When you look at your credit report, you’ll probably see your current legal name written alongside credit entries for line items. But from time to time, you might notice multiple different names on your credit report. Why is that?
You could have multiple names on your credit report that reflect your previous legal names or that reflect mistakes from the three credit bureaus. It’s important to review these names so you know whether you need to contact the credit bureaus to change names or remove incorrect line items ASAP. Read on for more information about seeing multiple names on your credit report.
Yes. In fact, each credit bureau may display all the current known variations of your name under which you do business, use credit, or pay bills on its credit report.
For example, on an Experian credit report, you’ll notice a section at the top of the report labeled, “Personal Information.” There, you’ll also find a breakdown of all the known names you currently use (or that the credit bureau thinks you use).
However, you may also see multiple names or variations of your name next to individual line items. Line items are charges, payments, or credit accounts and updates that reflect your credit activity. Think of the line items as records of all your financial actions that involve credit, loans, and so on.
If you see multiple variations of your legal name on your credit report, it’s not normally a cause for concern. It’s just the credit bureaus being as accurate as possible and accounting for all of your legal names or name changes in your history.
What if you see your name change through your credit report as you review your credit history? There are a few big reasons why you might notice multiple names or name changes.
Firstly, if you legally change your name for whatever reason, that name change will be reflected on your credit report sooner or later.
For example, if you open a credit account in May 2020 under the name Mary Smith, then open another credit account in May 2021 under the name Mary Anderson, you’ll see both names reflected in your credit history.
Name changes are most common when people get married. Once a person is married, each new credit account or payment they make is recorded under their new name rather than their previous name.
However, note that the credit bureaus don’t usually update name records for closed credit accounts. Say that you open a credit card in May 2020 under the name Mary Smith, then pay off the credit card by August 2020.
You change your name to Mary Anderson in January 2021. Then, when you look at your credit report, you still see the record of paying off your original credit card with the " Mary Smith" label. Unless you ask, there’s no reason for the credit bureaus to change that information (and it doesn’t hurt your credit report).
Secondly, you may notice multiple names on your credit report if you have a hyphenated last name, or if you choose to adopt a hyphenated name when you get married. The credit bureaus use different automated systems, and they may have different ways of handling hyphens.

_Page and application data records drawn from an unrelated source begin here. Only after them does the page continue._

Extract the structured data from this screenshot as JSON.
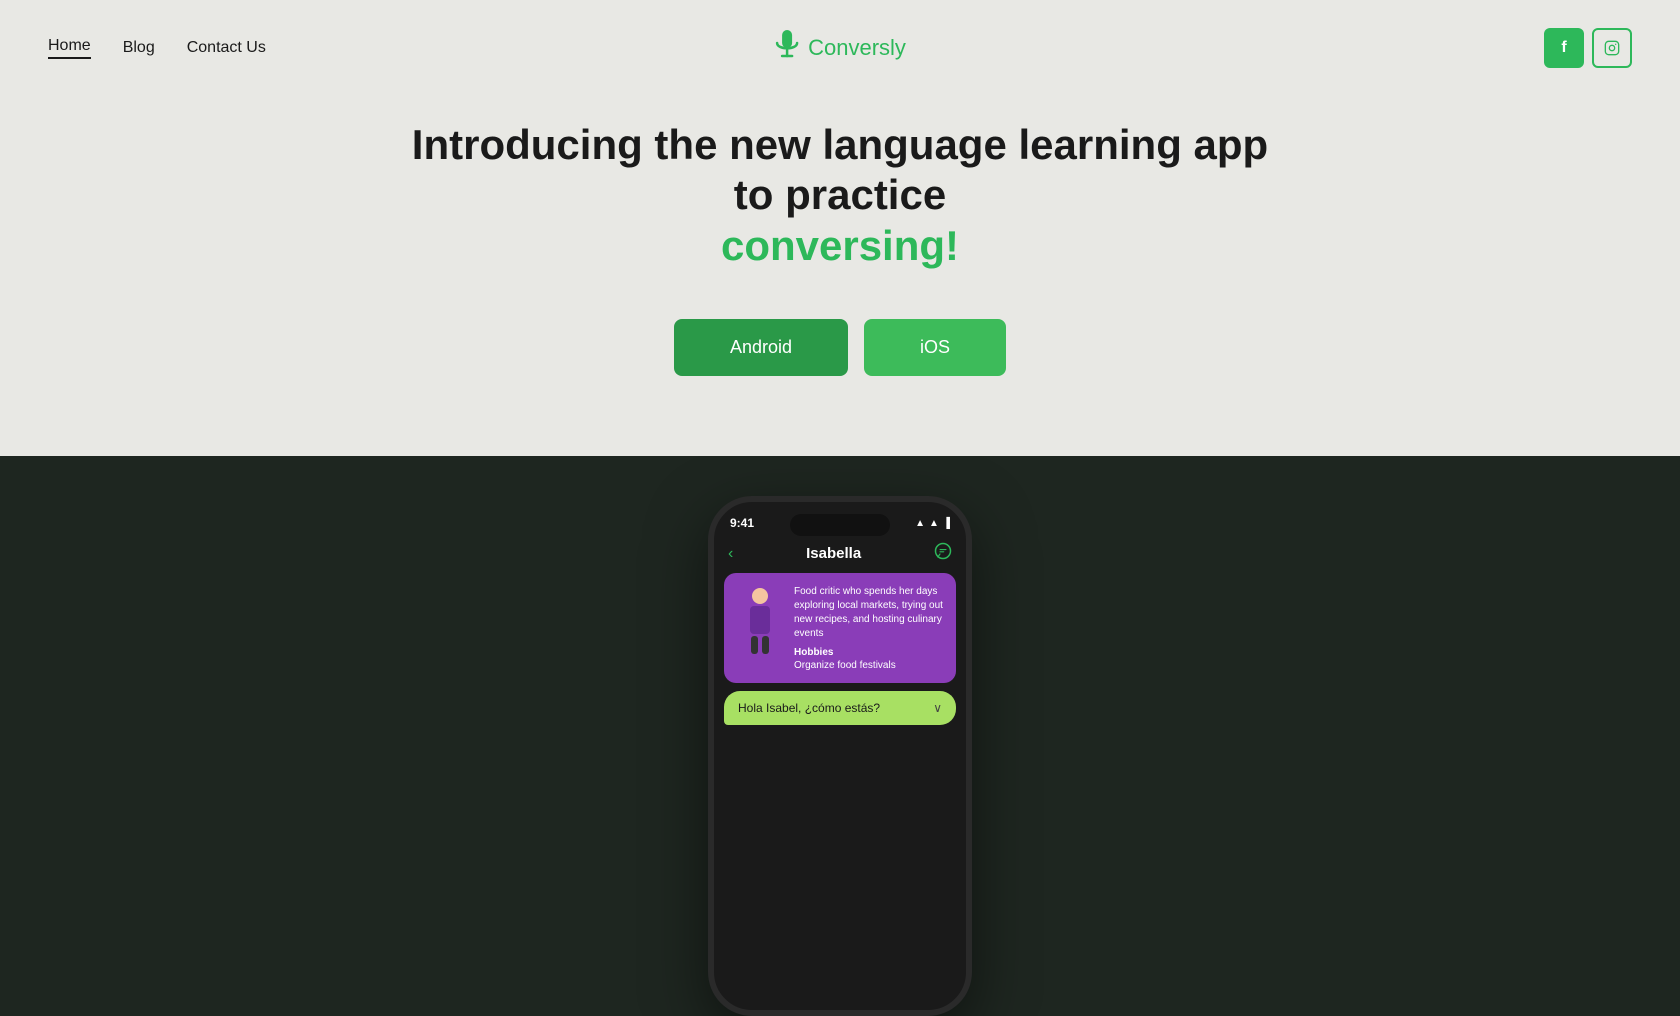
{
  "nav": {
    "home_label": "Home",
    "blog_label": "Blog",
    "contact_label": "Contact Us",
    "logo_text": "Conversly",
    "facebook_label": "f",
    "instagram_label": "ig"
  },
  "hero": {
    "headline_line1": "Introducing the new language learning app to practice",
    "headline_accent": "conversing!",
    "android_btn": "Android",
    "ios_btn": "iOS"
  },
  "phone": {
    "status_time": "9:41",
    "contact_name": "Isabella",
    "profile_desc": "Food critic who spends her days exploring local markets, trying out new recipes, and hosting culinary events",
    "hobbies_label": "Hobbies",
    "hobbies_value": "Organize food festivals",
    "chat_text": "Hola Isabel, ¿cómo estás?"
  },
  "colors": {
    "green_primary": "#2db85a",
    "green_dark": "#2a9948",
    "green_light": "#3dbb5a",
    "hero_bg": "#e8e8e4",
    "dark_bg": "#1e2620",
    "purple_card": "#8a3db8",
    "chat_bubble": "#a8e063"
  }
}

For instance, if you get a credit report from Experian, it might report your hyphenated name as "Smith-Anderson." But if you look at a credit report from TransUnion, you might notice that your name is written, "Smithanderson." This isn't anything to worry about; it's just a reflection of how the credit bureaus’ software handles slightly unusual names like these.
Lastly, you might notice multiple names or name changes on your credit report if one or more of the credit bureaus mistake your identity for someone else’s.
Say that your name is something common, like Mary E. Smith. From time to time, the credit bureaus may make mistakes when recording credit activity. They might, for instance, record the activity of someone named Mary D. Smith and put that information on your credit report instead.
Cases of mistaken identity can occur accidentally or as a result of deliberate identity fraud. They’re also more likely for people who have common first and last names.
Yes, but it requires contacting the credit bureau(s) with the information you want to change. For instance, if Experian and Equifax both have mistaken your identity for someone else’s, but not TransUnion, you’ll need to contact the former two credit bureaus but not the third.
If you want to change a name on your credit report, simply file a dispute with the credit bureaus in question. The dispute process is a little different for each bureau, but it usually involves accessing each bureau’s dispute webpage or submitting a letter online or by mail.
During the dispute process, you’ll outline what names you want to be changed and why. Remember, the credit bureaus don’t normally change names for closed credit accounts, but they may make an exception if you have a good reason for them to do so.
You can also contact the credit bureaus to fully remove the name and associated line item if the information is incorrect (especially if it’s dragging down your credit score).
To do this, file a credit dispute letter with the credit bureau(s) in question, detailing the problem, why you think it occurred, and proof of your identity. The credit bureaus usually solve these problems in a few weeks – if they agree that there’s been an error, they will remove the line item and name from your credit report.
No. Even if the name information is changed on a credit report, that person's credit score shouldn’t be affected. Name doesn't factor into credit score calculations. The credit bureaus use other factors, like your history of utility bill payments and how many lines of credit you have open, to calculate your credit score instead.
If you see multiple names on your credit report, carefully review all the names to see whether they are legal names you held previously, like your unmarried name. If a name is incorrect and not a name you legally used previously, it might be a sign of identity theft or an error by the credit bureaus. Contact the credit bureaus quickly to resolve the error and improve your credit score.